Volumize Your Chest
With These Three Simple Movements
Meet Your Trainer
As Training and Development Manager at Fit Stop, Mark Samson lives, works and breathes fitness. Mark has 20 years of training experience, which includes strength training, power lifting, bodybuilding, weight-loss management and sports training. He is certified through the American Council on Exercise and is also pursuing a career in physical therapy.
Mark is also a competitor and tries to compete in bodybuilding shows at least once a year. “I’ve always been a very competitive person when it comes to sports. But with bodybuilding, it’s more so a competition with myself. I’m always trying to better myself by improving my symmetry and adding lean muscle.”
Currently, Mark is training for the Indiana State bodybuilding show and will be assessing his condition soon to see if he’s ready to compete. He’s in the heavy weight class and would compete in the masters division.
Outside of the gym, Mark is a devoted dad to his 9-year-old son, Nathan, who motivates him to excel as a father: “I think watching my son grow and learn has been amazing for me. He surprises me all the time with things he has learned. Just knowing he looks up to me and depends on me to always be there motivates me to be the best dad I can be.”
The three exercises shown here are meant to work the entire chest area. Mark believes that by combining these three movements, it will give the most mass gains, with perhaps a greater focus on the upper chest. When a man has a full upper chest, it makes the entire chest look much larger.
The first of the three exercises is the Smith Machine incline bench press, which works the upper chest. The second exercise is a flat bench dumbbell press, which works the middle chest (Pectoralis Major). This muscle group makes up the majority of the chest. Finally, the last exercise is the chest fly, which works the entire chest, and according to Mark, recent studies are showing that this movement might be one of the best mass gainers for the chest.
While the chest isn’t necessarily a hard muscle to work, Mark says that most men don’t understand that they need to incorporate the negative portion of the exercise to get the full benefit. When you perform these three movements, be aware that the push is the positive movement and slowly resisting on the way down works the negative movement. By doing this, the muscle will fatigue much faster.
When doing these exercises, start out with two warm up sets, light weight. For the three working sets, adjust the weights so that you fail at eight to 10 reps.
Mark’s Training Schedule

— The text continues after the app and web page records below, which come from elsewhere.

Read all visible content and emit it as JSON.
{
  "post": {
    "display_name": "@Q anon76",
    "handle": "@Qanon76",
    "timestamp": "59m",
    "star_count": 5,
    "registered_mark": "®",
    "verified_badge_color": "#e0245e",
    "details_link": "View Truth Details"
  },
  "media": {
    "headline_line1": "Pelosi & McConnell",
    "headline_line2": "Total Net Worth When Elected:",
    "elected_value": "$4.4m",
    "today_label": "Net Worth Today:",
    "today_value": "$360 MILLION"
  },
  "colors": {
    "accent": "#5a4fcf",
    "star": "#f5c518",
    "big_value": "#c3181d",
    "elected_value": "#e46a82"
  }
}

Mark says: When I train, I try and concentrate on adding more lean muscle to my physic. I train five days a week and train one or two muscle groups per day. I break up my legs into two separate days. My workout week looks like this:
Friday: Rest day
Sunday: Rest day